National Newspaper Association President Matthew Adelman, publisher of the Douglas (Wyoming) Budget, issued a call for civility and respect for journalists as they do their jobs.
His call follows the release of a news report about a reporter in Chattooga County (Georgia) who was attacked while covering a local meeting. Reporter Casie Bryant, with an internet publication called All of Georgia, was the victim of battery when the wife of a county commissioner— who was apparently upset at the publication’s news coverage— poured a soda over Bryant’s head while she covered the meeting. Police were called.
The Summerville (Georgia) News reported that the attacker, Abby Winters, later said she tripped and accidentally poured a dark soft drink over the reporter’s head. But the Summerville police report quoted witnesses hearing Winters say, “she deserved it.”
Adelman said the incident was a sobering reminder that journalists at all levels of news coverage can draw violent responses to their stories — even at an event as routine as the county budget meeting that Bryant was covering.
“We are seeing a rise in attacks,” Adelman said. “National news may focus upon atrocities committed on journalists in other countries and let us think that our tradition of free press protects community journalists. But the Committee to Protect Journalists says that 1,373 journalists have been killed worldwide since 1992.
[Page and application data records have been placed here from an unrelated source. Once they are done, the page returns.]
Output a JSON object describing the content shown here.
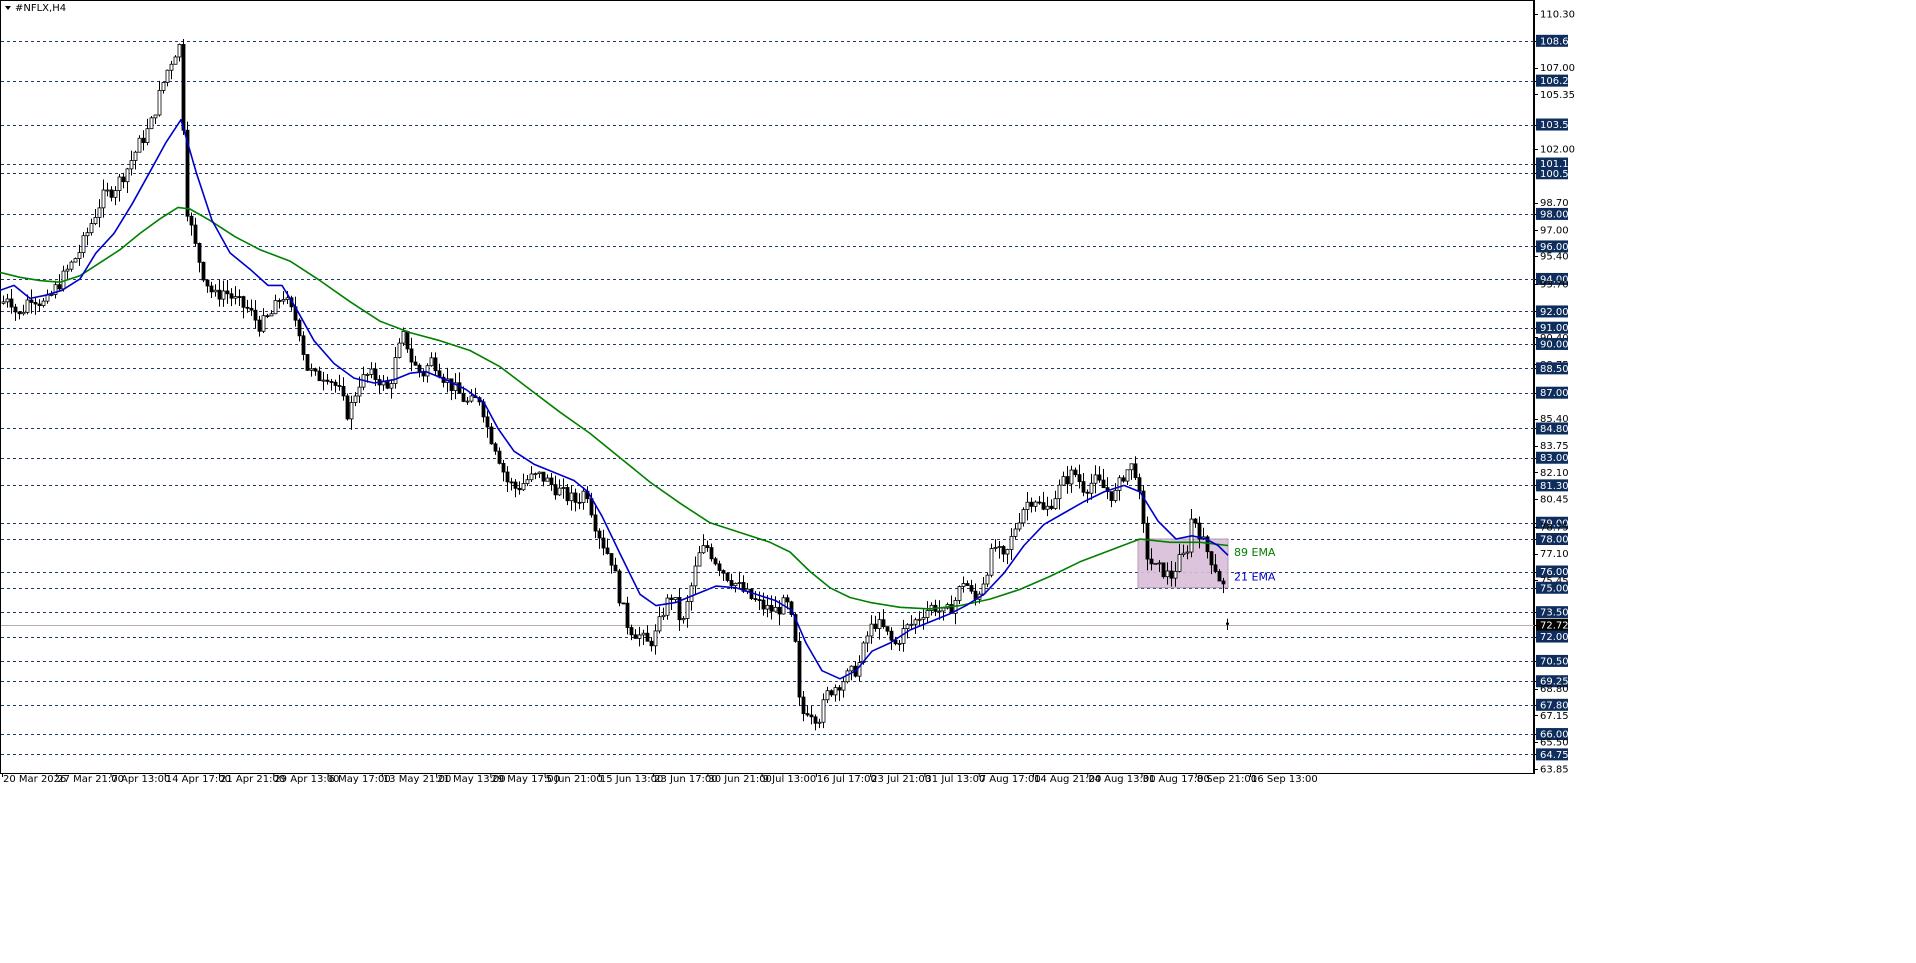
{
  "window": {
    "symbol_title": "#NFLX,H4",
    "menu_icon": "triangle-down-icon"
  },
  "colors": {
    "background": "#ffffff",
    "grid_dashed": "#1f3a6b",
    "candle": "#000000",
    "ema21": "#0000cc",
    "ema89": "#008000",
    "zone_fill": "#d8bfd8",
    "zone_stroke": "#b79ab7",
    "level_badge_bg": "#0f2d5c",
    "current_price_badge_bg": "#000000",
    "current_price_line": "#b0b0b0"
  },
  "chart_data": {
    "type": "candlestick",
    "title": "#NFLX,H4",
    "ylim": [
      63.85,
      110.3
    ],
    "y_ticks": [
      "110.30",
      "108.65",
      "107.00",
      "106.20",
      "105.35",
      "103.50",
      "102.00",
      "101.10",
      "100.50",
      "98.70",
      "98.00",
      "97.00",
      "96.00",
      "95.40",
      "94.00",
      "93.70",
      "92.00",
      "91.00",
      "90.40",
      "90.00",
      "88.75",
      "88.50",
      "87.00",
      "85.40",
      "84.80",
      "83.75",
      "83.00",
      "82.10",
      "81.30",
      "80.45",
      "79.00",
      "78.75",
      "78.00",
      "77.10",
      "76.00",
      "75.45",
      "75.00",
      "73.50",
      "72.72",
      "72.00",
      "70.50",
      "69.25",
      "68.80",
      "67.80",
      "67.15",
      "66.00",
      "65.50",
      "64.75",
      "63.85"
    ],
    "highlighted_levels": [
      "108.65",
      "106.20",
      "103.50",
      "101.10",
      "100.50",
      "98.00",
      "96.00",
      "94.00",
      "92.00",
      "91.00",
      "90.00",
      "88.50",
      "87.00",
      "84.80",
      "83.00",
      "81.30",
      "79.00",
      "78.00",
      "76.00",
      "75.00",
      "73.50",
      "72.00",
      "70.50",
      "69.25",
      "67.80",
      "66.00",
      "64.75"
    ],
    "current_price": "72.72",
    "x_labels": [
      "20 Mar 2026",
      "27 Mar 21:00",
      "7 Apr 13:00",
      "14 Apr 17:00",
      "21 Apr 21:00",
      "29 Apr 13:00",
      "6 May 17:00",
      "13 May 21:00",
      "21 May 13:00",
      "29 May 17:00",
      "5 Jun 21:00",
      "15 Jun 13:00",
      "23 Jun 17:00",
      "30 Jun 21:00",
      "9 Jul 13:00",
      "16 Jul 17:00",
      "23 Jul 21:00",
      "31 Jul 13:00",
      "7 Aug 17:00",
      "14 Aug 21:00",
      "24 Aug 13:00",
      "31 Aug 17:00",
      "8 Sep 21:00",
      "16 Sep 13:00"
    ],
    "price_path": [
      [
        0,
        92.3
      ],
      [
        8,
        93.1
      ],
      [
        18,
        91.6
      ],
      [
        30,
        93.0
      ],
      [
        45,
        92.4
      ],
      [
        55,
        93.4
      ],
      [
        68,
        94.6
      ],
      [
        80,
        95.8
      ],
      [
        92,
        97.6
      ],
      [
        102,
        99.0
      ],
      [
        114,
        99.6
      ],
      [
        126,
        100.7
      ],
      [
        138,
        102.2
      ],
      [
        150,
        103.4
      ],
      [
        158,
        105.1
      ],
      [
        166,
        106.7
      ],
      [
        174,
        107.9
      ],
      [
        180,
        108.4
      ],
      [
        186,
        98.6
      ],
      [
        194,
        96.2
      ],
      [
        204,
        94.1
      ],
      [
        214,
        92.9
      ],
      [
        224,
        93.3
      ],
      [
        236,
        92.6
      ],
      [
        248,
        92.1
      ],
      [
        260,
        91.1
      ],
      [
        272,
        91.9
      ],
      [
        282,
        93.1
      ],
      [
        290,
        92.1
      ],
      [
        298,
        91.2
      ],
      [
        306,
        88.6
      ],
      [
        316,
        87.9
      ],
      [
        326,
        88.2
      ],
      [
        338,
        87.2
      ],
      [
        348,
        85.6
      ],
      [
        358,
        87.6
      ],
      [
        368,
        88.1
      ],
      [
        378,
        87.9
      ],
      [
        388,
        87.1
      ],
      [
        396,
        89.2
      ],
      [
        404,
        90.6
      ],
      [
        412,
        88.8
      ],
      [
        422,
        88.1
      ],
      [
        432,
        89.1
      ],
      [
        444,
        87.9
      ],
      [
        456,
        87.1
      ],
      [
        468,
        86.3
      ],
      [
        480,
        86.7
      ],
      [
        488,
        84.6
      ],
      [
        496,
        83.6
      ],
      [
        506,
        81.6
      ],
      [
        516,
        81.1
      ],
      [
        528,
        81.7
      ],
      [
        540,
        81.9
      ],
      [
        552,
        81.3
      ],
      [
        564,
        80.7
      ],
      [
        576,
        80.3
      ],
      [
        586,
        81.1
      ],
      [
        594,
        79.1
      ],
      [
        602,
        77.8
      ],
      [
        612,
        76.6
      ],
      [
        620,
        74.2
      ],
      [
        628,
        72.6
      ],
      [
        638,
        72.1
      ],
      [
        648,
        71.5
      ],
      [
        656,
        72.2
      ],
      [
        664,
        73.8
      ],
      [
        672,
        74.6
      ],
      [
        682,
        72.6
      ],
      [
        690,
        74.8
      ],
      [
        698,
        76.9
      ],
      [
        706,
        77.6
      ],
      [
        716,
        76.6
      ],
      [
        726,
        75.8
      ],
      [
        736,
        75.2
      ],
      [
        746,
        74.6
      ],
      [
        756,
        74.1
      ],
      [
        766,
        73.7
      ],
      [
        776,
        73.6
      ],
      [
        786,
        74.1
      ],
      [
        794,
        72.3
      ],
      [
        800,
        67.1
      ],
      [
        808,
        67.6
      ],
      [
        818,
        66.9
      ],
      [
        828,
        68.6
      ],
      [
        838,
        69.1
      ],
      [
        848,
        69.6
      ],
      [
        858,
        70.1
      ],
      [
        866,
        71.9
      ],
      [
        874,
        72.9
      ],
      [
        884,
        72.4
      ],
      [
        894,
        71.4
      ],
      [
        904,
        72.4
      ],
      [
        914,
        72.9
      ],
      [
        924,
        73.6
      ],
      [
        934,
        73.9
      ],
      [
        944,
        73.3
      ],
      [
        954,
        74.1
      ],
      [
        964,
        75.6
      ],
      [
        974,
        74.1
      ],
      [
        984,
        75.6
      ],
      [
        994,
        77.6
      ],
      [
        1004,
        76.6
      ],
      [
        1014,
        78.6
      ],
      [
        1024,
        80.1
      ],
      [
        1034,
        80.6
      ],
      [
        1044,
        79.6
      ],
      [
        1054,
        80.6
      ],
      [
        1064,
        81.6
      ],
      [
        1074,
        82.1
      ],
      [
        1084,
        81.1
      ],
      [
        1094,
        81.6
      ],
      [
        1104,
        81.1
      ],
      [
        1114,
        80.6
      ],
      [
        1124,
        82.1
      ],
      [
        1134,
        82.6
      ],
      [
        1140,
        80.1
      ],
      [
        1146,
        77.1
      ],
      [
        1154,
        76.2
      ],
      [
        1162,
        76.1
      ],
      [
        1170,
        75.6
      ],
      [
        1178,
        76.6
      ],
      [
        1186,
        77.1
      ],
      [
        1192,
        79.6
      ],
      [
        1198,
        78.6
      ],
      [
        1204,
        77.6
      ],
      [
        1210,
        76.9
      ],
      [
        1216,
        76.1
      ],
      [
        1222,
        75.1
      ],
      [
        1226,
        75.0
      ]
    ],
    "ema21_path": [
      [
        0,
        93.3
      ],
      [
        14,
        93.6
      ],
      [
        30,
        92.8
      ],
      [
        46,
        93.0
      ],
      [
        62,
        93.3
      ],
      [
        80,
        94.0
      ],
      [
        96,
        95.6
      ],
      [
        114,
        96.8
      ],
      [
        132,
        98.6
      ],
      [
        150,
        100.6
      ],
      [
        166,
        102.4
      ],
      [
        181,
        103.8
      ],
      [
        196,
        100.6
      ],
      [
        212,
        97.6
      ],
      [
        230,
        95.6
      ],
      [
        250,
        94.6
      ],
      [
        268,
        93.6
      ],
      [
        282,
        93.6
      ],
      [
        296,
        92.2
      ],
      [
        314,
        90.2
      ],
      [
        334,
        88.8
      ],
      [
        354,
        87.9
      ],
      [
        374,
        87.6
      ],
      [
        394,
        87.8
      ],
      [
        410,
        88.2
      ],
      [
        426,
        88.3
      ],
      [
        446,
        87.8
      ],
      [
        466,
        87.2
      ],
      [
        484,
        86.4
      ],
      [
        498,
        84.8
      ],
      [
        514,
        83.4
      ],
      [
        534,
        82.6
      ],
      [
        554,
        82.1
      ],
      [
        574,
        81.6
      ],
      [
        588,
        80.9
      ],
      [
        602,
        79.4
      ],
      [
        620,
        77.1
      ],
      [
        640,
        74.6
      ],
      [
        656,
        73.9
      ],
      [
        676,
        74.1
      ],
      [
        696,
        74.6
      ],
      [
        716,
        75.1
      ],
      [
        736,
        75.0
      ],
      [
        756,
        74.6
      ],
      [
        776,
        74.2
      ],
      [
        792,
        73.6
      ],
      [
        806,
        71.6
      ],
      [
        822,
        69.9
      ],
      [
        840,
        69.4
      ],
      [
        856,
        69.9
      ],
      [
        872,
        71.1
      ],
      [
        890,
        71.6
      ],
      [
        910,
        72.4
      ],
      [
        930,
        72.9
      ],
      [
        950,
        73.4
      ],
      [
        966,
        73.9
      ],
      [
        984,
        74.6
      ],
      [
        1004,
        75.9
      ],
      [
        1024,
        77.6
      ],
      [
        1044,
        78.9
      ],
      [
        1064,
        79.6
      ],
      [
        1084,
        80.3
      ],
      [
        1104,
        80.9
      ],
      [
        1124,
        81.3
      ],
      [
        1140,
        80.9
      ],
      [
        1158,
        79.1
      ],
      [
        1176,
        78.0
      ],
      [
        1192,
        78.2
      ],
      [
        1206,
        78.0
      ],
      [
        1218,
        77.6
      ],
      [
        1228,
        77.0
      ]
    ],
    "ema89_path": [
      [
        0,
        94.4
      ],
      [
        20,
        94.1
      ],
      [
        40,
        93.9
      ],
      [
        60,
        93.8
      ],
      [
        80,
        94.2
      ],
      [
        100,
        95.0
      ],
      [
        120,
        95.8
      ],
      [
        140,
        96.8
      ],
      [
        160,
        97.7
      ],
      [
        178,
        98.4
      ],
      [
        190,
        98.3
      ],
      [
        210,
        97.6
      ],
      [
        235,
        96.6
      ],
      [
        260,
        95.8
      ],
      [
        290,
        95.1
      ],
      [
        320,
        93.9
      ],
      [
        350,
        92.6
      ],
      [
        380,
        91.4
      ],
      [
        410,
        90.7
      ],
      [
        440,
        90.2
      ],
      [
        470,
        89.6
      ],
      [
        500,
        88.6
      ],
      [
        530,
        87.2
      ],
      [
        560,
        85.8
      ],
      [
        590,
        84.5
      ],
      [
        620,
        83.0
      ],
      [
        650,
        81.5
      ],
      [
        680,
        80.2
      ],
      [
        710,
        79.0
      ],
      [
        740,
        78.4
      ],
      [
        770,
        77.8
      ],
      [
        790,
        77.2
      ],
      [
        810,
        76.0
      ],
      [
        830,
        75.0
      ],
      [
        850,
        74.4
      ],
      [
        870,
        74.1
      ],
      [
        900,
        73.8
      ],
      [
        930,
        73.7
      ],
      [
        960,
        73.9
      ],
      [
        990,
        74.3
      ],
      [
        1020,
        74.9
      ],
      [
        1050,
        75.7
      ],
      [
        1080,
        76.6
      ],
      [
        1110,
        77.3
      ],
      [
        1140,
        78.0
      ],
      [
        1170,
        77.8
      ],
      [
        1200,
        77.8
      ],
      [
        1228,
        77.6
      ]
    ],
    "zone": {
      "x0": 1138,
      "x1": 1228,
      "y_top": 78.0,
      "y_bottom": 75.0
    },
    "annotations": [
      {
        "text": "89 EMA",
        "series": "ema89"
      },
      {
        "text": "21 EMA",
        "series": "ema21"
      }
    ],
    "grid": "horizontal dashed at highlighted levels"
  }
}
“We must be concerned when our domestic tensions wind up focusing on reporters who are simply doing their jobs. NNA is calling upon journalists to maintain their professional detachment as they stick to the facts and leave their opinions to the editorial pages, and upon public servants to remember that it is our job to cover their work.”
As of Dec. 17, 2019, 1,373 journalists have been killed worldwide, not just within the U.S.
The National Newspaper Association was established in 1885 as a not-for-profit trade association to represent the owners, publishers and editors of America’s community newspapers.